Sarasa..The Superior

A robust, attractive & adaptable tree that tolerates acidic, alkaline and even eroded soils..Indian Siris (Albizia Lebbek/सरस, शिरीष). It is a fast-growing, deciduous tree having a spreading umbrella-shaped crown of thin foliage. Indian Siris is one of the All-Rounder tree we have..

Indian Siris is used as a folk remedy for many ailments. It has a long history of use in Ayurvedic herbal medicine for the treatment of asthma and allergic disorders. Its leaves, seeds, bark and roots are all used in traditional Indian medicine. The tree has been reported to possess anti-allergic, anti-oxidant, anti-inflammatory, anti-convulsant, anti-microbial, anti-ulcer and even anti-psychotic activities. It has been used successfully in Ayurveda for the treatment of boils, cough, asthma, bronchitis, leprosy, eczema, pruritis, paralysis, abdominal tumors, gum inflammation and worm infestation.

Siris tree is widely used in agro-forestry practises due to its multi-purpose benefits. It is one of the most promising and excellent fodder tree for arid & semi-arid regions. The nitrogen-rich leaves are valuable as mulch and excellent green manure. Due to its extensive root system, it is recommended for eroded lands like river embankments. Good soil-binding ability makes it useful for soil conservation plantings. Its a good tree for reforesting dry, alkaline soils. It is tolerant to drought and can survive even in grass fires.

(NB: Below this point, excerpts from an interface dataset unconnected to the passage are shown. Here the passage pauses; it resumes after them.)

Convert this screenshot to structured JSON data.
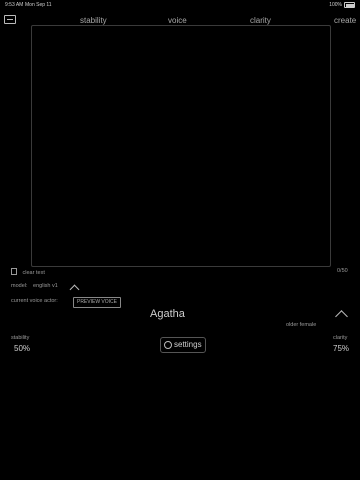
{
  "status": {
    "time": "9:53 AM",
    "date": "Mon Sep 11",
    "battery": "100%"
  },
  "nav": {
    "stability": "stability",
    "voice": "voice",
    "clarity": "clarity",
    "create": "create"
  },
  "editor": {
    "clear_label": "clear text",
    "char_count": "0/50"
  },
  "model": {
    "label": "model:",
    "value": "english v1"
  },
  "actor": {
    "label": "current voice actor:",
    "preview_label": "PREVIEW VOICE"
  },
  "voice": {
    "name": "Agatha",
    "descriptor": "older female"
  },
  "settings": {
    "label": "settings"
  },
  "stability": {
    "label": "stability",
    "value": "50%"
  },
  "clarity": {
    "label": "clarity",
    "value": "75%"
  },
  "icons": [
    "menu-icon",
    "battery-icon",
    "trash-icon",
    "chevron-up-icon",
    "gear-icon"
  ]
}
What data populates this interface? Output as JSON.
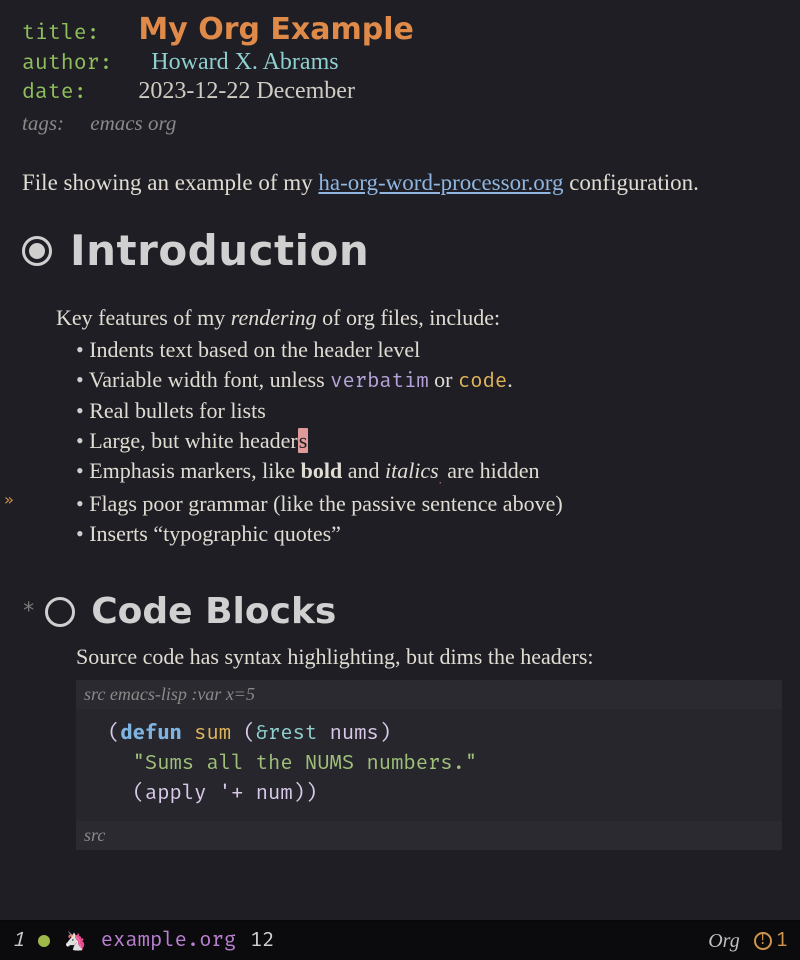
{
  "meta": {
    "title_key": "title:",
    "title_val": "My Org Example",
    "author_key": "author:",
    "author_val": "Howard X. Abrams",
    "date_key": "date:",
    "date_val": "2023-12-22 December",
    "tags_key": "tags:",
    "tags_val": "emacs org"
  },
  "intro_para_pre": "File showing an example of my ",
  "intro_link": "ha-org-word-processor.org",
  "intro_para_post": " configuration.",
  "h1": "Introduction",
  "body_lead_pre": "Key features of my ",
  "body_lead_em": "rendering",
  "body_lead_post": " of org files, include:",
  "bullets": {
    "b0": "Indents text based on the header level",
    "b1_pre": "Variable width font, unless ",
    "b1_verb": "verbatim",
    "b1_mid": " or ",
    "b1_code": "code",
    "b1_post": ".",
    "b2": "Real bullets for lists",
    "b3_pre": "Large, but white header",
    "b3_cursor": "s",
    "b4_pre": "Emphasis markers, like ",
    "b4_bold": "bold",
    "b4_mid": " and ",
    "b4_ital": "italics",
    "b4_post": " are hidden",
    "b5": "Flags poor grammar (like the passive sentence above)",
    "b6": "Inserts “typographic quotes”"
  },
  "h2": "Code Blocks",
  "src_intro": "Source code has syntax highlighting, but dims the headers:",
  "src_header_pre": "src ",
  "src_header_lang": "emacs-lisp :var x=5",
  "src_footer": "src",
  "code": {
    "l1_open": "(",
    "l1_defun": "defun",
    "l1_sp1": " ",
    "l1_fn": "sum",
    "l1_sp2": " (",
    "l1_amp": "&rest",
    "l1_sp3": " ",
    "l1_arg": "nums",
    "l1_close": ")",
    "l2_indent": "  ",
    "l2_str": "\"Sums all the NUMS numbers.\"",
    "l3_indent": "  ",
    "l3_open": "(",
    "l3_apply": "apply ",
    "l3_quote": "'",
    "l3_plus": "+ ",
    "l3_num": "num",
    "l3_close": "))"
  },
  "modeline": {
    "winnum": "1",
    "filename": "example.org",
    "percent": "12",
    "mode": "Org",
    "warn_count": "1"
  }
}
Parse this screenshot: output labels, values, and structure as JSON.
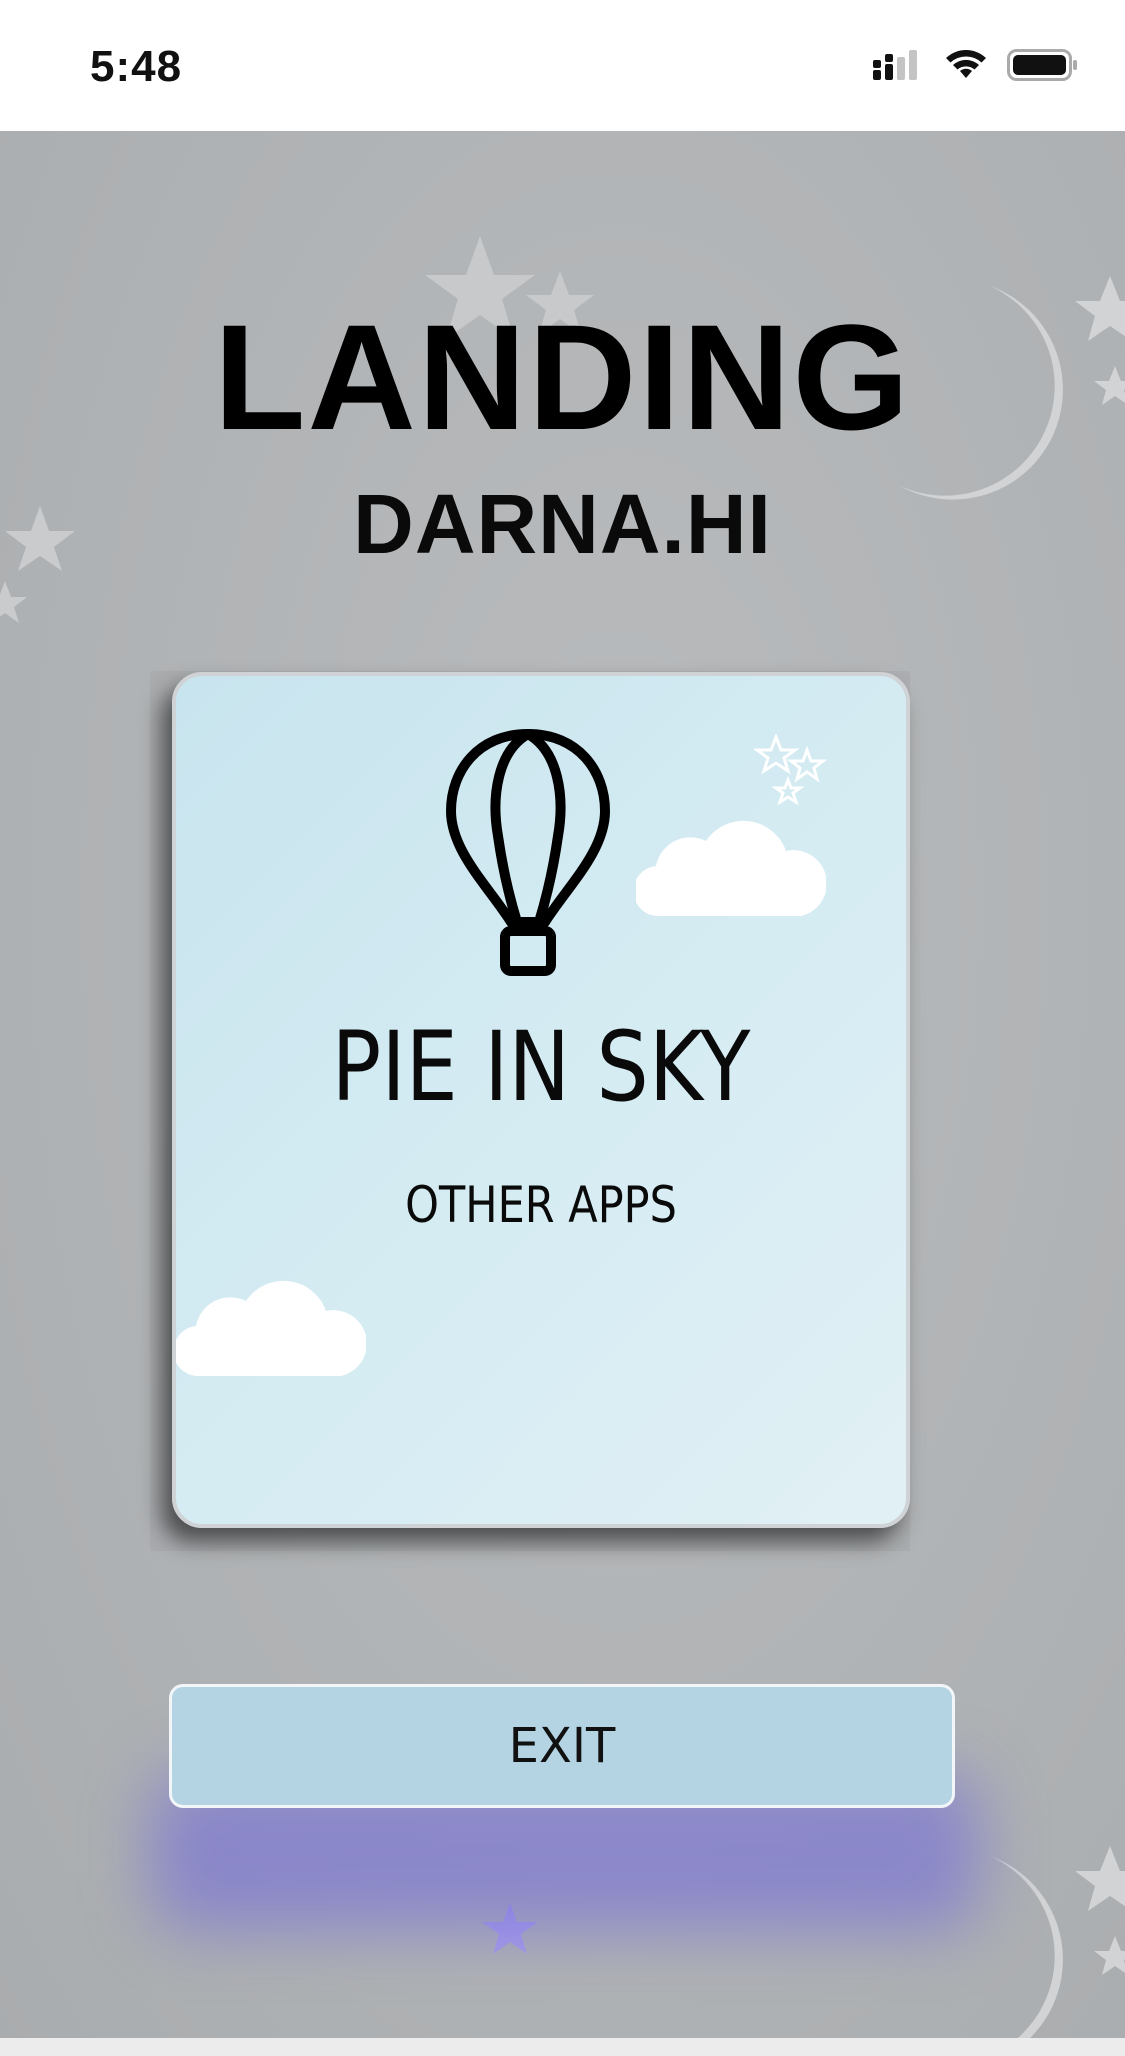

One of the most interesting aspects of Siris is that, in addition to providing feed directly, it appears to enhance pasture production and quality. The tree is capable of fixing the nitrogen, coppices fairly well and grows moderately fast. Another common use is as an avenue tree and sometimes it is used to shade coffee and tea. Its whitish-cream colored flowers (The flowers should not be confused with that of exotic Rain tree which has similar flowers but pink in colour) are fragrant, attracting bees. Bee keepers like the species for the light-colored honey its nectar provides. Its leaves also serve as the larval food for butterflies.

The bark contains saponins and tannins, used for making soap and in tanning respectively. Its bark yields a reddish-brown gum that is used as a substitute for gum arabic. It is an excellent charcoal species. It is also pollarded to use as a host for the lac insect Kerria Lacca.

Siris tree can be propagated by seeds. Seeds may be sowed without pre-treatment, although soaking the seeds in cool water for 24 hours, increases germination rate. When agitated by the wind, the pods and enclosed seeds are said to produce an incessant rattle like women’s chatter, hence the name Woman’s Tongue. :-)